Give the listing again word for word, excluding the pictures it contains.

#### [Input for this task]

● ● ● ● ● ● ●

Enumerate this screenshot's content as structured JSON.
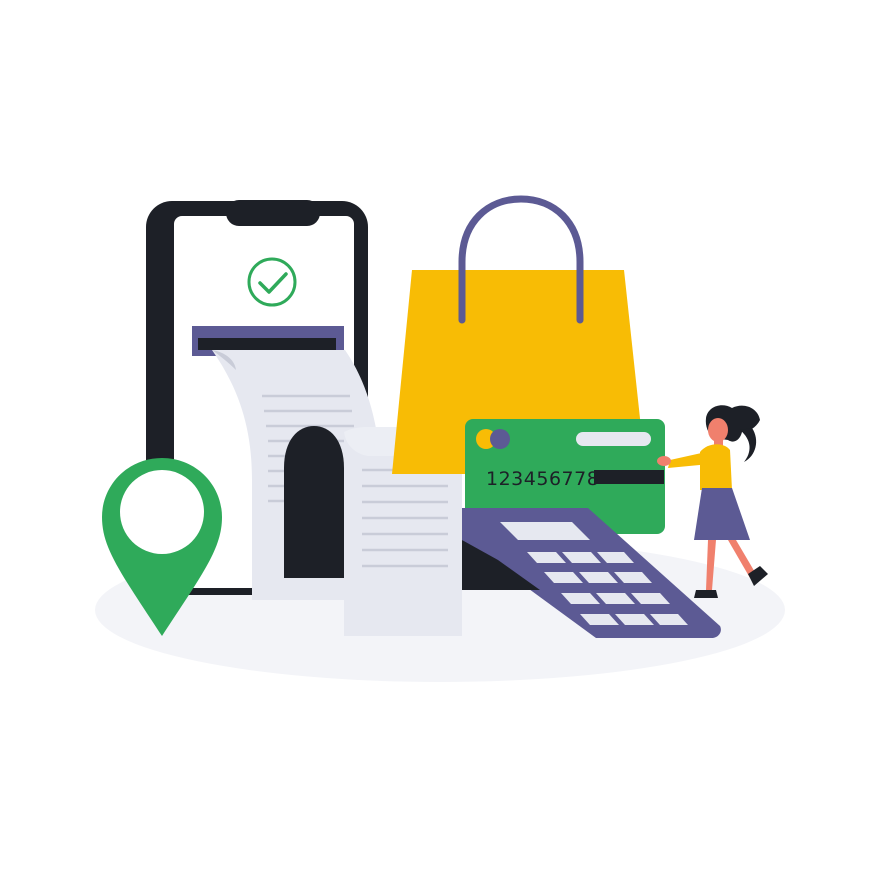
{
  "scene": {
    "description_icons": [
      "smartphone-icon",
      "check-circle-icon",
      "receipt-icon",
      "location-pin-icon",
      "shopping-bag-icon",
      "credit-card-icon",
      "card-terminal-icon",
      "woman-figure"
    ],
    "colors": {
      "background": "#ffffff",
      "ground": "#f3f4f8",
      "phone_frame": "#1d2027",
      "phone_screen": "#ffffff",
      "check": "#2faa5a",
      "receipt_paper": "#e6e8f0",
      "receipt_lines": "#c9ccd8",
      "slot": "#5c5a94",
      "pin": "#2faa5a",
      "bag": "#f8bc05",
      "bag_handle": "#5c5a94",
      "card": "#2faa5a",
      "card_chip_dark": "#5c5a94",
      "card_chip_light": "#f8bc05",
      "card_stripe": "#1d2027",
      "terminal": "#5c5a94",
      "terminal_keys": "#e6e8f0",
      "woman_top": "#f8bc05",
      "woman_skirt": "#5c5a94",
      "woman_skin": "#f0806d",
      "woman_hair": "#1d2027"
    }
  },
  "card": {
    "number": "123456778"
  }
}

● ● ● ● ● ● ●

#### [Exercise output]
Enumerate this screenshot's content as structured JSON.
{
  "scene": {
    "description_icons": [
      "smartphone-icon",
      "check-circle-icon",
      "receipt-icon",
      "location-pin-icon",
      "shopping-bag-icon",
      "credit-card-icon",
      "card-terminal-icon",
      "woman-figure"
    ],
    "colors": {
      "background": "#ffffff",
      "ground": "#f3f4f8",
      "phone_frame": "#1d2027",
      "phone_screen": "#ffffff",
      "check": "#2faa5a",
      "receipt_paper": "#e6e8f0",
      "receipt_lines": "#c9ccd8",
      "slot": "#5c5a94",
      "pin": "#2faa5a",
      "bag": "#f8bc05",
      "bag_handle": "#5c5a94",
      "card": "#2faa5a",
      "card_chip_dark": "#5c5a94",
      "card_chip_light": "#f8bc05",
      "card_stripe": "#1d2027",
      "terminal": "#5c5a94",
      "terminal_keys": "#e6e8f0",
      "woman_top": "#f8bc05",
      "woman_skirt": "#5c5a94",
      "woman_skin": "#f0806d",
      "woman_hair": "#1d2027"
    }
  },
  "card": {
    "number": "123456778"
  }
}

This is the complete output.